Conrad and I adopted our twins Rachel and Caroline at birth over 6 years ago. When we were searching for an adoption agency 7 years ago, there were several things about Adoption Choices at Jewish Family Service of Metrowest (JFS/MW) that set them apart from other agencies. Primarily, Dale and Raquel were approachable, responsive, and upfront about everything. Our preconceived notions about how we were supposed to act were quickly dispelled when they greeted us with words something like this: “It’s ok to not be thrilled about being here today. Most people don’t dream about creating their family through adoption. But don’t worry, when all is said and done, you will both think that adoption is a great way to build a family.” Those simple statements allowed Conrad and me to admit openly that we had differing feelings about adoption and that it was the last resort for us. But those words also gave us great hope that there would be a process – a process that was beginning that day – that would ultimately allow us to embrace adoption to build OUR family.
Over the next year as we attended pre-adoption classes, we came to understand also that the process did not occur in a finite amount of time. Adoption Choices communicated to us a commitment to our family over the long haul. The preadoption classes and wealth of resources helped us develop a firm foundation as educated adoptive parents. During the emotional roller coaster of the placement process, the support we received from Raquel and Dale was invaluable. Now that our twins are older and we deal with their expressions about how it feels to be adopted and school-related issues, the importance of JFS’s “Continuing Connections” post-adoption services are patently clear. With workshops on a wide range of adoption-related topics, this agency honors its commitment to being an ongoing source of education and guidance to everyone touched by adoption.

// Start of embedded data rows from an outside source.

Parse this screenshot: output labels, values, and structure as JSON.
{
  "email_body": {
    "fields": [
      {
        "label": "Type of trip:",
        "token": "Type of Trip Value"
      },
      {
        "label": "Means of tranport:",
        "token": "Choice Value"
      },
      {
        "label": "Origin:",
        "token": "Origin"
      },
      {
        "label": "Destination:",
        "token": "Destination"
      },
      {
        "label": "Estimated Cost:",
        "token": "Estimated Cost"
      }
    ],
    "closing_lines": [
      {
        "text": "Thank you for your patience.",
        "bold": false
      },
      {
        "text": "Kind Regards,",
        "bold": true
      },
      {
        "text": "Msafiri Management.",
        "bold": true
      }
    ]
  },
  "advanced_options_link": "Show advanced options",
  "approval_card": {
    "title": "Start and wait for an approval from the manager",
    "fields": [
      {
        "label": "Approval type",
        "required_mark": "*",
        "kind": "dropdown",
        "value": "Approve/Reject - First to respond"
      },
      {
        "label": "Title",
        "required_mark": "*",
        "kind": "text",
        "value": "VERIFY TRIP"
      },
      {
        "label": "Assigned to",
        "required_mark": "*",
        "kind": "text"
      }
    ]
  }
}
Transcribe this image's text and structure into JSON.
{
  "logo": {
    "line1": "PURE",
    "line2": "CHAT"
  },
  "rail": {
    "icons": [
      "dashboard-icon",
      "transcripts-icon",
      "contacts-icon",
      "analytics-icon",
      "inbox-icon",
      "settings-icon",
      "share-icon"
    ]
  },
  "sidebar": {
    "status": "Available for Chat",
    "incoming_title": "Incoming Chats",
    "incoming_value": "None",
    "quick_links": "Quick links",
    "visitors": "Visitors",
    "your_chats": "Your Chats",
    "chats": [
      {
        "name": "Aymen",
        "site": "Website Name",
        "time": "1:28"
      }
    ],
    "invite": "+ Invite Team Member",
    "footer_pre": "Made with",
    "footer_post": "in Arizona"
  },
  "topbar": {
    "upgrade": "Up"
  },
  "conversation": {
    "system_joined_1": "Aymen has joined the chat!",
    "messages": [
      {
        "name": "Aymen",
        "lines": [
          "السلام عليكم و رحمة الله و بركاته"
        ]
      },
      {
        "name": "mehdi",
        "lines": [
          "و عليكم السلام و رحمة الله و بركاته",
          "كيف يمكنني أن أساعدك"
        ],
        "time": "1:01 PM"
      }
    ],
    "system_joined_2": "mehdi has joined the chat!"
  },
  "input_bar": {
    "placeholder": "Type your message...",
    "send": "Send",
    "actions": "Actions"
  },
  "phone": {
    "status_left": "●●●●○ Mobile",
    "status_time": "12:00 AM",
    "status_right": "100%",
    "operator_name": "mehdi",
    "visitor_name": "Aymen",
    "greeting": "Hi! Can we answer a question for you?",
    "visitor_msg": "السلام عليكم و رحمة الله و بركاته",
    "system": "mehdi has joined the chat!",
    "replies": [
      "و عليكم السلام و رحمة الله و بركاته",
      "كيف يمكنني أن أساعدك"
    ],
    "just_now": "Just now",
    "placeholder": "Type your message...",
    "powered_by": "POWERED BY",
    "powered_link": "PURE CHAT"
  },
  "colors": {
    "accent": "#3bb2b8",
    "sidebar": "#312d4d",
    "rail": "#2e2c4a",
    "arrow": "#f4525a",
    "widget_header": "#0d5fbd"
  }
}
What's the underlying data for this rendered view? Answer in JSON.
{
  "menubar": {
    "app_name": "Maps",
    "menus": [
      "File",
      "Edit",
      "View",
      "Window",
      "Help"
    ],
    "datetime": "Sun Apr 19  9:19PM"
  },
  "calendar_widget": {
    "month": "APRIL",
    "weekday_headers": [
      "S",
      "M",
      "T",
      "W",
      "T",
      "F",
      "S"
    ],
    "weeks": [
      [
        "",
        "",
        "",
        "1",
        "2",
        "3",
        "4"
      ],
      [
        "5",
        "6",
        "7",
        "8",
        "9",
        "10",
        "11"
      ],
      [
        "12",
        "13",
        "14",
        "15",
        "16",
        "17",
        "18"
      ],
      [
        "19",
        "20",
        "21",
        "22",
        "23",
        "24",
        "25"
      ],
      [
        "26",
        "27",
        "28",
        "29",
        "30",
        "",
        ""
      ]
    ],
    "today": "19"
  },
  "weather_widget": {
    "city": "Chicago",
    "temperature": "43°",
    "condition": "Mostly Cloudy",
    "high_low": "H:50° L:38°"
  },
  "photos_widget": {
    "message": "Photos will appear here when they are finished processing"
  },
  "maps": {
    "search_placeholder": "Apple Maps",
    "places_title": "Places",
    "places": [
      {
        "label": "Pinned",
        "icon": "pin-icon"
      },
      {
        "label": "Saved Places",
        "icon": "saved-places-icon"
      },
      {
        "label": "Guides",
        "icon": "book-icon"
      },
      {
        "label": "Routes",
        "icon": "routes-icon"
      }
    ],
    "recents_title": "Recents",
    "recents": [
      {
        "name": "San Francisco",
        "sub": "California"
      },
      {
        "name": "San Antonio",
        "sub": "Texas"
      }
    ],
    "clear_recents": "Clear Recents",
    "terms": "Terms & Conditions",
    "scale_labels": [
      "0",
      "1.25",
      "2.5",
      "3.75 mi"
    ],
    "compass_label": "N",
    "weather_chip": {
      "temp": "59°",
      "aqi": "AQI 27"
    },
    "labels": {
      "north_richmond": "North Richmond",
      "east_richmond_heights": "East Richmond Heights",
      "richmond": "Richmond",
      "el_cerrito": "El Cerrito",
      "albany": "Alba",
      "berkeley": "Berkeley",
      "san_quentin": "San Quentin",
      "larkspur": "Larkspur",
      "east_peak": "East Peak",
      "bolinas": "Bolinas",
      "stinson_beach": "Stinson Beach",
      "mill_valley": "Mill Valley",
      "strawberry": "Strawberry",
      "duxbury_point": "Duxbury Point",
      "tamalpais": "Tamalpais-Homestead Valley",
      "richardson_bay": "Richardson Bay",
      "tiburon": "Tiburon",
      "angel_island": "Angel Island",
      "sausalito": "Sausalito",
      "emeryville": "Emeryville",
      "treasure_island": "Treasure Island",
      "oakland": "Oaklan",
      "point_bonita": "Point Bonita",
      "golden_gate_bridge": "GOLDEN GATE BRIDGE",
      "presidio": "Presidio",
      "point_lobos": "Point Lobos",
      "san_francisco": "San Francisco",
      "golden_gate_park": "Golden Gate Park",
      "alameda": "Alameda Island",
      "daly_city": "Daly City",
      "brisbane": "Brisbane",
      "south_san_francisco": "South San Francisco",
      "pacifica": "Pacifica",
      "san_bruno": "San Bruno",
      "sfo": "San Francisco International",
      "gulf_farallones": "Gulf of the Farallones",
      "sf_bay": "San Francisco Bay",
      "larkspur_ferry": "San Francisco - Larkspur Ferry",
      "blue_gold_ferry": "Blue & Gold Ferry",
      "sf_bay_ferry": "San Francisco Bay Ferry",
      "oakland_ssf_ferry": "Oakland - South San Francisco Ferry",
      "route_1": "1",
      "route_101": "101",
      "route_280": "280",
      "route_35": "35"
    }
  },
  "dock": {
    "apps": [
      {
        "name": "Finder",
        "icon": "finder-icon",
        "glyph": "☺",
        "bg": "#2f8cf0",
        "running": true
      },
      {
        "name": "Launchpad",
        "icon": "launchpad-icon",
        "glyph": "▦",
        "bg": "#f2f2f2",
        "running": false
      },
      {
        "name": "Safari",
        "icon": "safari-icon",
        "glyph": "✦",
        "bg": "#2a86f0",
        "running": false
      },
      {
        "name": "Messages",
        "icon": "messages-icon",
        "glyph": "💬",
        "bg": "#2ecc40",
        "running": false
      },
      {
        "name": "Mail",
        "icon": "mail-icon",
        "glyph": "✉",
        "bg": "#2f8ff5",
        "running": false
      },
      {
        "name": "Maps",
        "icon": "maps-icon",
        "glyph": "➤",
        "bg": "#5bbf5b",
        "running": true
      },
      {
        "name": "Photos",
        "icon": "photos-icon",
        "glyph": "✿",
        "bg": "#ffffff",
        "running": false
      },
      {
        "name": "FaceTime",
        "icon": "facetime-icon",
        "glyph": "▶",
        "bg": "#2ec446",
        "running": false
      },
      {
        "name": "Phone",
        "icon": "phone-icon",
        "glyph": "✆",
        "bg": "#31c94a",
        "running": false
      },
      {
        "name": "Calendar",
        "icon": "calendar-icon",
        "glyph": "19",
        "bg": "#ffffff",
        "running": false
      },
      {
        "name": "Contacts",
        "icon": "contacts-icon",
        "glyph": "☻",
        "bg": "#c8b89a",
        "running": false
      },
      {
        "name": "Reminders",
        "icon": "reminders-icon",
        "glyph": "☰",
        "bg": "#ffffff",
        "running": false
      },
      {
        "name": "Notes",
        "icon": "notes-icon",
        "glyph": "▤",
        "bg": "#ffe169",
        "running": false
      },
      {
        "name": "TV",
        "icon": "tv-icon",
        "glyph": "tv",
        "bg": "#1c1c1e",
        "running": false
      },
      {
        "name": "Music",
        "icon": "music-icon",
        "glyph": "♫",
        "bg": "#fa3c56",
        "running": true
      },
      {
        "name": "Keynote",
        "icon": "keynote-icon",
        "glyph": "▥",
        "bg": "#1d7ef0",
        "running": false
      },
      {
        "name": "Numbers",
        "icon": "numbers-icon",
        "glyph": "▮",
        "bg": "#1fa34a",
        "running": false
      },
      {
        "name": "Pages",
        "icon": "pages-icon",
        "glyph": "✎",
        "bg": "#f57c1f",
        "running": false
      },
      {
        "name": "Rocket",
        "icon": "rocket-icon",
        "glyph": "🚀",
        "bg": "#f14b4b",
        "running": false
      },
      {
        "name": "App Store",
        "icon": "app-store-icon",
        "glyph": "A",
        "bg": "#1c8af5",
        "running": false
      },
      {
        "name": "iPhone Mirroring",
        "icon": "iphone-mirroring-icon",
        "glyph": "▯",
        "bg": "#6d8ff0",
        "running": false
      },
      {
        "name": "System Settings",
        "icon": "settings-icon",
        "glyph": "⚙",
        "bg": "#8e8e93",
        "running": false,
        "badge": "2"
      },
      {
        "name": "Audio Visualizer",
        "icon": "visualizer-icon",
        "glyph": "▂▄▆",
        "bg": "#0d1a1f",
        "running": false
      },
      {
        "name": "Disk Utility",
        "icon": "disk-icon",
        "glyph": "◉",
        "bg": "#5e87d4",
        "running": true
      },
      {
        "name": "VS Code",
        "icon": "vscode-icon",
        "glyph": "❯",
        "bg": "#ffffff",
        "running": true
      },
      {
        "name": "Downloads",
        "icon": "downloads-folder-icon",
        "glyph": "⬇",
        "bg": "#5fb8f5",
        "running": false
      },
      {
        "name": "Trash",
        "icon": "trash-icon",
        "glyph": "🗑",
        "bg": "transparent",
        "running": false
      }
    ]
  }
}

Of relevance to our family was the workshop on blended families. Since we have a biological son, we were particularly concerned about the intricacies of a family of birth and adopted siblings. That workshop not only allayed my fears, but also helped me to anticipate that Daniel may be the one overshadowed by his adopted siblings – something that had never even occurred to me. Now that I have lived the experience for over 6 years, I often look back on the wisdom I was given during that workshop and marvel at how lucky we are to have chosen Adoption Choices.
The relationship we have with Rachel and Caroline’s birthmother is a direct result of Dale and Raquel’s wisdom and guidance. Initially, the concept of an “open adoption” was terrifying to us. We both came to understand, however, that all of us in the adoption triad: birth parents, adoptive parents, and adoptees benefit from the honesty and relationships built in an open adoption. We have also learned that through the years everyone’s needs and expectations change and that flexibility and communication is the key. We are fortunate that our girls’ birthmother lives in the area and we have created many shared memories that provide a firm foundation of security and love that will sustain Rachel and Caroline when they deal with the very real losses surrounding adoptions.
Adoption is an open subject in our home; we talk about it, read books about it and feel that our healthy attitude allows us to become adoption advocates. When our friends and children’s friends hear us speak using the correct terminology, they begin to understand that words like “real” and “natural” have no place in the adoption lexicon. When our older son has an assignment at school that we know would be emotionally difficult for Rachel and Caroline, we use that opportunity to educate the teacher. By the time, Rachel and Caroline see the same material years later it has become applicable to families created. That is the legacy of education and awareness, and for that, we owe much to Raquel and Dale and Adoption Choices.